Supporting oranga for disabled people

Our Oranga Tamariki disability strategy.

Over the last two years we have worked alongside tāngata whaikaha who have lived experience of care and protection and/or youth justice services and those who support them to develop an Oranga Tamariki disability strategy.

The strategy has been approved by Te Riu, our leadership team, and we are now focusing on implementation.

View the full strategy on a page. [PDF, 121 KB]

Our vision

The mana of disabled people and their champions is upheld by meeting their needs, upholding their rights, and supporting their hopes and dreams.

The four key shifts needed to achieve our vision

Shift one: Oranga Tamariki takes a whole of life approach to disability, understanding disability is only one component of who disabled people are and that disability can be a collective experience for disabled people and their champions. 

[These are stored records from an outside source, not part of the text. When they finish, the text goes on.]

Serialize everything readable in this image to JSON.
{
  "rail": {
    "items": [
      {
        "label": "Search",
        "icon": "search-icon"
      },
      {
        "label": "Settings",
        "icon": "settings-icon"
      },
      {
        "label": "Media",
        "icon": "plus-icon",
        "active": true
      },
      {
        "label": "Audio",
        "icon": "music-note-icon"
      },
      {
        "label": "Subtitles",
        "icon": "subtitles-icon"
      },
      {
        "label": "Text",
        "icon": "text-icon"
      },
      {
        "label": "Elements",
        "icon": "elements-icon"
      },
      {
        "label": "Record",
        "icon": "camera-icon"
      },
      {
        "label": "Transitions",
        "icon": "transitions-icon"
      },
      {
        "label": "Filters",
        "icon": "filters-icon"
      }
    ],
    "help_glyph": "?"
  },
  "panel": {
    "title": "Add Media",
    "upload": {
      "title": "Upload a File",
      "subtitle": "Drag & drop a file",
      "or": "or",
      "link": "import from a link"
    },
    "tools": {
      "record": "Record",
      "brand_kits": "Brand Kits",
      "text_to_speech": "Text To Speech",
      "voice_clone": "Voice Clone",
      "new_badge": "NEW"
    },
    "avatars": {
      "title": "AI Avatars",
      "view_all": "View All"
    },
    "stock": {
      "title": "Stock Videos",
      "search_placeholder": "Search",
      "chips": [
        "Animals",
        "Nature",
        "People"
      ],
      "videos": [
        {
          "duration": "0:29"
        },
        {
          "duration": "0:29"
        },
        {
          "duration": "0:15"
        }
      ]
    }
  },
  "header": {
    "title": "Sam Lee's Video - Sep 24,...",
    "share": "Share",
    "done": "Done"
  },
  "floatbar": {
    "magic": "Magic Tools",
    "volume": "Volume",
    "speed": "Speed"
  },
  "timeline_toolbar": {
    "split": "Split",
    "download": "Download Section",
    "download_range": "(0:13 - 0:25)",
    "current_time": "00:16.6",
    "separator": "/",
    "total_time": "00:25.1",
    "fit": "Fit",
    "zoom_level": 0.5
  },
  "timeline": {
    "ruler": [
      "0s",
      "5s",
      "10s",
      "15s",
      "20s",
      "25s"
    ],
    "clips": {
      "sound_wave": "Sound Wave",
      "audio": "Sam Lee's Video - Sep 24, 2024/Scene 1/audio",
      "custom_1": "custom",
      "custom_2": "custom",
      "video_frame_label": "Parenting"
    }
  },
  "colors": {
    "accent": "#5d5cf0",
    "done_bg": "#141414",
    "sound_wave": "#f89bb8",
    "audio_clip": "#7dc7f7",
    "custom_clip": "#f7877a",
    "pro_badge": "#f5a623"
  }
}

Shift two: Systems work for people. Disabled people and their champions experience connected, rights based, consistent and transparent, children and disability systems.

Shift three: We have a disability competent workforce. The Oranga Tamariki workforce have the skills and expertise, including cultural competency, to work with Disabled people and their champions.

Shift four: Disabled people and their champions are listened to, ensuring Oranga Tamariki is safe and proactive.

Our four activity focus areas

Our implementation activities will focus on the following four areas. Completing an activity under any one of these focus areas will help us achieve two or more shifts. 

Transitions: Transitions includes any kind of significant change – coming into care or youth justice, changing placements, starting, or changing schools, returning to whānau, and leaving care or youth justice. All tamariki and rangatahi in care experience these transitions, but these times are especially significant for disabled children and young people.

Data, Research and Evaluation: Disaggregated data on disabled tamariki and rangatahi in care is critical for understanding our population, working across the system, and projecting the types and levels of support needed in the future.

Competency, Capacity and Capability: Oranga Tamariki staff from the frontline to the Chief Executive, and those we contract with, are disability competent. This means that all kaimahi have a baseline level understanding of a social- and rights-based model of disability and know where to look for specialist information when it's required.

Caregiving: Caregiving in this context expands thinking about 'caregivers' as a group of people who look after tamariki and rangatahi in the care of the Chief Executive to include whānau caregivers, & those caring for tamariki and rangatahi in residential care settings

Next steps: implementing the strategy

Now that we have an approved disability strategy, we need your support to implement and embed the strategy into our everyday ways of working.

We are working with our Disability Advisory Group to ensure the stories you shared with us are central to our implementation plan. As we progress, we will provide updates and opportunities for you get involved – we want to hear from you that the way we work with disabled people and their champions is changing for the better. 

In the meantime, if you want additional information or have any questions, please email

Sign up for regular updates here.

Read more about the prototype definition of disability


Published: March 21, 2024